Monday, March 15, 2010
A Single Man (2009)
There are great movies, and then there are great performances. “A Single Man” isn’t a particularly great movie, although it is competently done for a Sundance-type movie by a rookie director (fashion designer Tom Ford). The film does, however, feature a great performance by Colin Firth. He plays George, an English professor frozen by grief 8 months after the death of Jim, his lover and life partner of 16 years. George has decided to kill himself, and the movie follows him on what is to be his last day. The universe is not content to let George simply fade away, however. As he goes about tidying up his affairs, giving a last lecture, and having dinner with his best friend (played by Julianne Moore), he keeps having run-ins with people who seem determined to drag him back from the edge of despair. Finally, it is one of George’s students, a thoughtful, and optimistic young man (Nicholas Hoult) named Kenny, who makes George dare to consider being happy again. As Kenny puts it, “You never know what’s going to come next.”
“A Single Man” is exactly what it should be, a small, thoughtful movie that you just know is based on a book by somebody (Christopher Isherwood, in fact). It is, perhaps, a bit too full of scenes where men stare searchingly into each others’ eyes, but otherwise it makes a fine, intellectual-chick-flick. What takes the film beyond that status is Colin Firth’s acting. He is absolutely perfect in this movie. He is temperamentally the obvious choice for George, having played so many other restrained, extremely British types. In scene after scene, Firth speaks volumes with just a subtle change in facial or body position.
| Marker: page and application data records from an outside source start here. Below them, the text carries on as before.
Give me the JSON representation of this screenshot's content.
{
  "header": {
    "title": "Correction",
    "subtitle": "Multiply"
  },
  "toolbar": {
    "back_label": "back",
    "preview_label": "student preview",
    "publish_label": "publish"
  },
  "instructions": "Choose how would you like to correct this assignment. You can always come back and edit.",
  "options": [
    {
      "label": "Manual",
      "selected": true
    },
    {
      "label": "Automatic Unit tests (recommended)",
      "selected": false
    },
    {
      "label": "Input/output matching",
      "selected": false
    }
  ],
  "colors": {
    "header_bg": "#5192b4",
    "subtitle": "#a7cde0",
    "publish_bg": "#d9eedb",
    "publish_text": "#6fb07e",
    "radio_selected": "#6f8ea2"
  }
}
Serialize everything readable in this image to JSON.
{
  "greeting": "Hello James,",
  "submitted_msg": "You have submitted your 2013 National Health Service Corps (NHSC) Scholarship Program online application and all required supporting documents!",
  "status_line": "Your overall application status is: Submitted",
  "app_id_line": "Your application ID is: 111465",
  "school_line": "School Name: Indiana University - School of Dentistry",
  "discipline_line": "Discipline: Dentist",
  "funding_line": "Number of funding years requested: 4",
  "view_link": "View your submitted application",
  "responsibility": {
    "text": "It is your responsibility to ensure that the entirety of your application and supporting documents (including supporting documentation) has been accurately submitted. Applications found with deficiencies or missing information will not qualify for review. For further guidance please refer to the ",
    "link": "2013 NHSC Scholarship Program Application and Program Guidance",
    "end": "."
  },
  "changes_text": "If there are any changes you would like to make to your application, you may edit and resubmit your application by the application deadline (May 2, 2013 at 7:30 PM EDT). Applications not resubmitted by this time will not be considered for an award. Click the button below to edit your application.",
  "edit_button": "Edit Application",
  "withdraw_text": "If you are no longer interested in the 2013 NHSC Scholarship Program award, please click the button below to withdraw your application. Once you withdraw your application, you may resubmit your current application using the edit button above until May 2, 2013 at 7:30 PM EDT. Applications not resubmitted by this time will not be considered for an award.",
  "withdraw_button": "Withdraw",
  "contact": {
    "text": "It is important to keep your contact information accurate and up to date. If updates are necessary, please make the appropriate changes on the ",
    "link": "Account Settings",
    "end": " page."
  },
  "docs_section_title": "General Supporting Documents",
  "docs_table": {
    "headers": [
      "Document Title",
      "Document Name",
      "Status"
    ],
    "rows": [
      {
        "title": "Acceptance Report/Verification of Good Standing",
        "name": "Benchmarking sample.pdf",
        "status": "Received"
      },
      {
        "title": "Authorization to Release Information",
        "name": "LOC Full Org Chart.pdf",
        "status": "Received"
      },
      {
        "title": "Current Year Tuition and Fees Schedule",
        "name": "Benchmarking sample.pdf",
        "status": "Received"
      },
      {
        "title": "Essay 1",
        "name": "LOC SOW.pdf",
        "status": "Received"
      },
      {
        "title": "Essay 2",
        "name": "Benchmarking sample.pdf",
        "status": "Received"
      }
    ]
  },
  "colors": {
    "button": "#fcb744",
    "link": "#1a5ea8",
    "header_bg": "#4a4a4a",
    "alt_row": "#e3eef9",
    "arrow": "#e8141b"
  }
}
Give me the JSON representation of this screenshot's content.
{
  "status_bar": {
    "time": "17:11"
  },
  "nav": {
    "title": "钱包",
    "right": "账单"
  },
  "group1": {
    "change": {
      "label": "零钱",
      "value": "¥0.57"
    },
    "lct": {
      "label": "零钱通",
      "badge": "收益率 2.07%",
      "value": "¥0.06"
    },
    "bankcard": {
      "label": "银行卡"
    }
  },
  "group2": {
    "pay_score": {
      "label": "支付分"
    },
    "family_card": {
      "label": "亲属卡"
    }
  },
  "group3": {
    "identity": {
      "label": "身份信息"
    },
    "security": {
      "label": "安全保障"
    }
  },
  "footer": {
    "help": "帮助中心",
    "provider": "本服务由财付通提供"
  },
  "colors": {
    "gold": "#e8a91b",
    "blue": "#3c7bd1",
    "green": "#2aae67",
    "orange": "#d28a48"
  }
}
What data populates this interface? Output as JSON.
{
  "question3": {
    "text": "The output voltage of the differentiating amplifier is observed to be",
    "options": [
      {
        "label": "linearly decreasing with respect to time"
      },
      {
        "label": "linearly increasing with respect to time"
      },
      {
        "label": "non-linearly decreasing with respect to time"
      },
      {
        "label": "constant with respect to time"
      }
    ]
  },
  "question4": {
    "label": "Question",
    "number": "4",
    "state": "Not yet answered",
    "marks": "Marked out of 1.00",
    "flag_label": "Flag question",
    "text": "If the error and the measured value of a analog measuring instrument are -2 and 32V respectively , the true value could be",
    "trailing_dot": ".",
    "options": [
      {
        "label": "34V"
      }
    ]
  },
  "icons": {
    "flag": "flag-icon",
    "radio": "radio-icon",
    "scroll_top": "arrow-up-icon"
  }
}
He adeptly takes us inside the despair of this buttoned-down, closed-off character and makes us feel joy when George’s ice starts to melt.